Prompt »
Write out all the data again, exactly.
##### Supplied data #####
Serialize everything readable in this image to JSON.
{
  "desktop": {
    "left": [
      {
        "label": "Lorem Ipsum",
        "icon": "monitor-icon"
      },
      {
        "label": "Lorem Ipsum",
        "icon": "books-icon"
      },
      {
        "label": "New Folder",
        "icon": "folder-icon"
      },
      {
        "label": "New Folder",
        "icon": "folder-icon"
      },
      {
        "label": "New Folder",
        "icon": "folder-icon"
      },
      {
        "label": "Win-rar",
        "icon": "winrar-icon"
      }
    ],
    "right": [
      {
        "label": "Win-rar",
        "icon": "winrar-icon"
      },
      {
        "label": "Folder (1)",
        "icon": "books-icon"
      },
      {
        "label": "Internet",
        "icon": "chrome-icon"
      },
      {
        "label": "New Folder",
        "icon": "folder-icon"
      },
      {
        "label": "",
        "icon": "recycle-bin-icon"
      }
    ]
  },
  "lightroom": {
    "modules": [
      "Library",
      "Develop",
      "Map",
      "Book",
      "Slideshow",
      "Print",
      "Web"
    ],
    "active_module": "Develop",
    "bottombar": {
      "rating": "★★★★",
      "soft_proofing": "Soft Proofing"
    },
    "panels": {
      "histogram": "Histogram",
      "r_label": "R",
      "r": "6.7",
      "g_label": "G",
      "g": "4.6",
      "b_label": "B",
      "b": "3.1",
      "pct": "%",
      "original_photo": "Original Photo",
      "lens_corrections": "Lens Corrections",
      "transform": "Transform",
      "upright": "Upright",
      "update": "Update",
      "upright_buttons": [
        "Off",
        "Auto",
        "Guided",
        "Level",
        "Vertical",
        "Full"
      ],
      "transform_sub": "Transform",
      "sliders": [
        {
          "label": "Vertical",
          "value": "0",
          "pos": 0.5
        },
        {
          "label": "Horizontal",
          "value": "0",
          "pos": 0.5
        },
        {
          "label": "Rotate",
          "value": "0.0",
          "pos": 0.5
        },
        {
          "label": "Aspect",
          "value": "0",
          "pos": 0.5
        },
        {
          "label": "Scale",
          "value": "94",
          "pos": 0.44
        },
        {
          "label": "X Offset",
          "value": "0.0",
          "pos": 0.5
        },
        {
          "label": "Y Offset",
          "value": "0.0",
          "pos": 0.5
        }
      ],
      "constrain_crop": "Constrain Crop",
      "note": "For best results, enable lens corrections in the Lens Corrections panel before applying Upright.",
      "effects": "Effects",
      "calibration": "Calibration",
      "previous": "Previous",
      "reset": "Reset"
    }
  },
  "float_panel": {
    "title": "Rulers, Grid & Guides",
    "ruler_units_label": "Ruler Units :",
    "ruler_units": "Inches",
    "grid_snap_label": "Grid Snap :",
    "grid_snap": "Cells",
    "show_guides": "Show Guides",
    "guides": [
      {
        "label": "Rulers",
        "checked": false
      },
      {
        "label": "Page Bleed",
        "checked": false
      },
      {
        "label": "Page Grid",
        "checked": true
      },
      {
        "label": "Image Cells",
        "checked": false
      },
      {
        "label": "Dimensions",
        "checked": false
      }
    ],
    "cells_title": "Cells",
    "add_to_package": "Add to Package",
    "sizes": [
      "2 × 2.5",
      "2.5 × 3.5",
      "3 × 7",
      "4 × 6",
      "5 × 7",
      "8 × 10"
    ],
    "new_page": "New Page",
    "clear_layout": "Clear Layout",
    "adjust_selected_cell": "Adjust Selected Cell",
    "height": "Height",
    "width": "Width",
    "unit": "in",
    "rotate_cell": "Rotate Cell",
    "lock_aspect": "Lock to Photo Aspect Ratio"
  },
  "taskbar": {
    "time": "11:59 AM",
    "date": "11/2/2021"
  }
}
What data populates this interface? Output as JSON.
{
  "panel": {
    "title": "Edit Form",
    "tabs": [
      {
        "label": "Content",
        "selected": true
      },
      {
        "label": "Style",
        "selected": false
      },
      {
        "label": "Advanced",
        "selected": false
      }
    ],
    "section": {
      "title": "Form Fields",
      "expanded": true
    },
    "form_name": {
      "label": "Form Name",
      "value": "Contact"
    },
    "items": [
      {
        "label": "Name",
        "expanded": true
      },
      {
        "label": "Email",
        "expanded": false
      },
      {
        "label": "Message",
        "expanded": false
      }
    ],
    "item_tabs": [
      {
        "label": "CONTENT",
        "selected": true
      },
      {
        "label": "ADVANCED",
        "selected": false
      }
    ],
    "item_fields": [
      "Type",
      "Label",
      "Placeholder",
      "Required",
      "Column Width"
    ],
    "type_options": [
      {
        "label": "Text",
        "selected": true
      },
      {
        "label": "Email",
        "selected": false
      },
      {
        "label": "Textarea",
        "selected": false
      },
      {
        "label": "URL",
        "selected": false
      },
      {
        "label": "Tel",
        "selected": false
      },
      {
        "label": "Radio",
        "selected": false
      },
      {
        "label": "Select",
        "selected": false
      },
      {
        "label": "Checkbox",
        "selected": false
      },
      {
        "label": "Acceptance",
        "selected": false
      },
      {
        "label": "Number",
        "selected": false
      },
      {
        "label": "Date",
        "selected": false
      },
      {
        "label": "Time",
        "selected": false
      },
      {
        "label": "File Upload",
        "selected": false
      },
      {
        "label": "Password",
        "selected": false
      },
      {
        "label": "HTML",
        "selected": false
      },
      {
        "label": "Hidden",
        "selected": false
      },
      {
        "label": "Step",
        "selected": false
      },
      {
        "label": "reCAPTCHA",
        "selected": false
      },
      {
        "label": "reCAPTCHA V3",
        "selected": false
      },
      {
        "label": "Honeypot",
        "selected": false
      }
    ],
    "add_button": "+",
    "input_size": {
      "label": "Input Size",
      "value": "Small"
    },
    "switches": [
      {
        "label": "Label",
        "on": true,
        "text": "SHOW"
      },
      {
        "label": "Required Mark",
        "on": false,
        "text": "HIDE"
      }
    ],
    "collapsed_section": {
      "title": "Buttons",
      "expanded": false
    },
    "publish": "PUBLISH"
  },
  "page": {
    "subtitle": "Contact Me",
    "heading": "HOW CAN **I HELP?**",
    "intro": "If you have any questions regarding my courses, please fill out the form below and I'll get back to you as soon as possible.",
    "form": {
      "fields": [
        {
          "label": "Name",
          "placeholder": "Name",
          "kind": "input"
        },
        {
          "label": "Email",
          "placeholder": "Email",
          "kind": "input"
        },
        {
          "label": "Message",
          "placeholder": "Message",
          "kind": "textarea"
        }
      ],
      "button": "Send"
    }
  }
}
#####
Solved exercise »
Serialize everything readable in this image to JSON.
{
  "desktop": {
    "left": [
      {
        "label": "Lorem Ipsum",
        "icon": "monitor-icon"
      },
      {
        "label": "Lorem Ipsum",
        "icon": "books-icon"
      },
      {
        "label": "New Folder",
        "icon": "folder-icon"
      },
      {
        "label": "New Folder",
        "icon": "folder-icon"
      },
      {
        "label": "New Folder",
        "icon": "folder-icon"
      },
      {
        "label": "Win-rar",
        "icon": "winrar-icon"
      }
    ],
    "right": [
      {
        "label": "Win-rar",
        "icon": "winrar-icon"
      },
      {
        "label": "Folder (1)",
        "icon": "books-icon"
      },
      {
        "label": "Internet",
        "icon": "chrome-icon"
      },
      {
        "label": "New Folder",
        "icon": "folder-icon"
      },
      {
        "label": "",
        "icon": "recycle-bin-icon"
      }
    ]
  },
  "lightroom": {
    "modules": [
      "Library",
      "Develop",
      "Map",
      "Book",
      "Slideshow",
      "Print",
      "Web"
    ],
    "active_module": "Develop",
    "bottombar": {
      "rating": "★★★★",
      "soft_proofing": "Soft Proofing"
    },
    "panels": {
      "histogram": "Histogram",
      "r_label": "R",
      "r": "6.7",
      "g_label": "G",
      "g": "4.6",
      "b_label": "B",
      "b": "3.1",
      "pct": "%",
      "original_photo": "Original Photo",
      "lens_corrections": "Lens Corrections",
      "transform": "Transform",
      "upright": "Upright",
      "update": "Update",
      "upright_buttons": [
        "Off",
        "Auto",
        "Guided",
        "Level",
        "Vertical",
        "Full"
      ],
      "transform_sub": "Transform",
      "sliders": [
        {
          "label": "Vertical",
          "value": "0",
          "pos": 0.5
        },
        {
          "label": "Horizontal",
          "value": "0",
          "pos": 0.5
        },
        {
          "label": "Rotate",
          "value": "0.0",
          "pos": 0.5
        },
        {
          "label": "Aspect",
          "value": "0",
          "pos": 0.5
        },
        {
          "label": "Scale",
          "value": "94",
          "pos": 0.44
        },
        {
          "label": "X Offset",
          "value": "0.0",
          "pos": 0.5
        },
        {
          "label": "Y Offset",
          "value": "0.0",
          "pos": 0.5
        }
      ],
      "constrain_crop": "Constrain Crop",
      "note": "For best results, enable lens corrections in the Lens Corrections panel before applying Upright.",
      "effects": "Effects",
      "calibration": "Calibration",
      "previous": "Previous",
      "reset": "Reset"
    }
  },
  "float_panel": {
    "title": "Rulers, Grid & Guides",
    "ruler_units_label": "Ruler Units :",
    "ruler_units": "Inches",
    "grid_snap_label": "Grid Snap :",
    "grid_snap": "Cells",
    "show_guides": "Show Guides",
    "guides": [
      {
        "label": "Rulers",
        "checked": false
      },
      {
        "label": "Page Bleed",
        "checked": false
      },
      {
        "label": "Page Grid",
        "checked": true
      },
      {
        "label": "Image Cells",
        "checked": false
      },
      {
        "label": "Dimensions",
        "checked": false
      }
    ],
    "cells_title": "Cells",
    "add_to_package": "Add to Package",
    "sizes": [
      "2 × 2.5",
      "2.5 × 3.5",
      "3 × 7",
      "4 × 6",
      "5 × 7",
      "8 × 10"
    ],
    "new_page": "New Page",
    "clear_layout": "Clear Layout",
    "adjust_selected_cell": "Adjust Selected Cell",
    "height": "Height",
    "width": "Width",
    "unit": "in",
    "rotate_cell": "Rotate Cell",
    "lock_aspect": "Lock to Photo Aspect Ratio"
  },
  "taskbar": {
    "time": "11:59 AM",
    "date": "11/2/2021"
  }
}
What data populates this interface? Output as JSON.
{
  "panel": {
    "title": "Edit Form",
    "tabs": [
      {
        "label": "Content",
        "selected": true
      },
      {
        "label": "Style",
        "selected": false
      },
      {
        "label": "Advanced",
        "selected": false
      }
    ],
    "section": {
      "title": "Form Fields",
      "expanded": true
    },
    "form_name": {
      "label": "Form Name",
      "value": "Contact"
    },
    "items": [
      {
        "label": "Name",
        "expanded": true
      },
      {
        "label": "Email",
        "expanded": false
      },
      {
        "label": "Message",
        "expanded": false
      }
    ],
    "item_tabs": [
      {
        "label": "CONTENT",
        "selected": true
      },
      {
        "label": "ADVANCED",
        "selected": false
      }
    ],
    "item_fields": [
      "Type",
      "Label",
      "Placeholder",
      "Required",
      "Column Width"
    ],
    "type_options": [
      {
        "label": "Text",
        "selected": true
      },
      {
        "label": "Email",
        "selected": false
      },
      {
        "label": "Textarea",
        "selected": false
      },
      {
        "label": "URL",
        "selected": false
      },
      {
        "label": "Tel",
        "selected": false
      },
      {
        "label": "Radio",
        "selected": false
      },
      {
        "label": "Select",
        "selected": false
      },
      {
        "label": "Checkbox",
        "selected": false
      },
      {
        "label": "Acceptance",
        "selected": false
      },
      {
        "label": "Number",
        "selected": false
      },
      {
        "label": "Date",
        "selected": false
      },
      {
        "label": "Time",
        "selected": false
      },
      {
        "label": "File Upload",
        "selected": false
      },
      {
        "label": "Password",
        "selected": false
      },
      {
        "label": "HTML",
        "selected": false
      },
      {
        "label": "Hidden",
        "selected": false
      },
      {
        "label": "Step",
        "selected": false
      },
      {
        "label": "reCAPTCHA",
        "selected": false
      },
      {
        "label": "reCAPTCHA V3",
        "selected": false
      },
      {
        "label": "Honeypot",
        "selected": false
      }
    ],
    "add_button": "+",
    "input_size": {
      "label": "Input Size",
      "value": "Small"
    },
    "switches": [
      {
        "label": "Label",
        "on": true,
        "text": "SHOW"
      },
      {
        "label": "Required Mark",
        "on": false,
        "text": "HIDE"
      }
    ],
    "collapsed_section": {
      "title": "Buttons",
      "expanded": false
    },
    "publish": "PUBLISH"
  },
  "page": {
    "subtitle": "Contact Me",
    "heading": "HOW CAN **I HELP?**",
    "intro": "If you have any questions regarding my courses, please fill out the form below and I'll get back to you as soon as possible.",
    "form": {
      "fields": [
        {
          "label": "Name",
          "placeholder": "Name",
          "kind": "input"
        },
        {
          "label": "Email",
          "placeholder": "Email",
          "kind": "input"
        },
        {
          "label": "Message",
          "placeholder": "Message",
          "kind": "textarea"
        }
      ],
      "button": "Send"
    }
  }
}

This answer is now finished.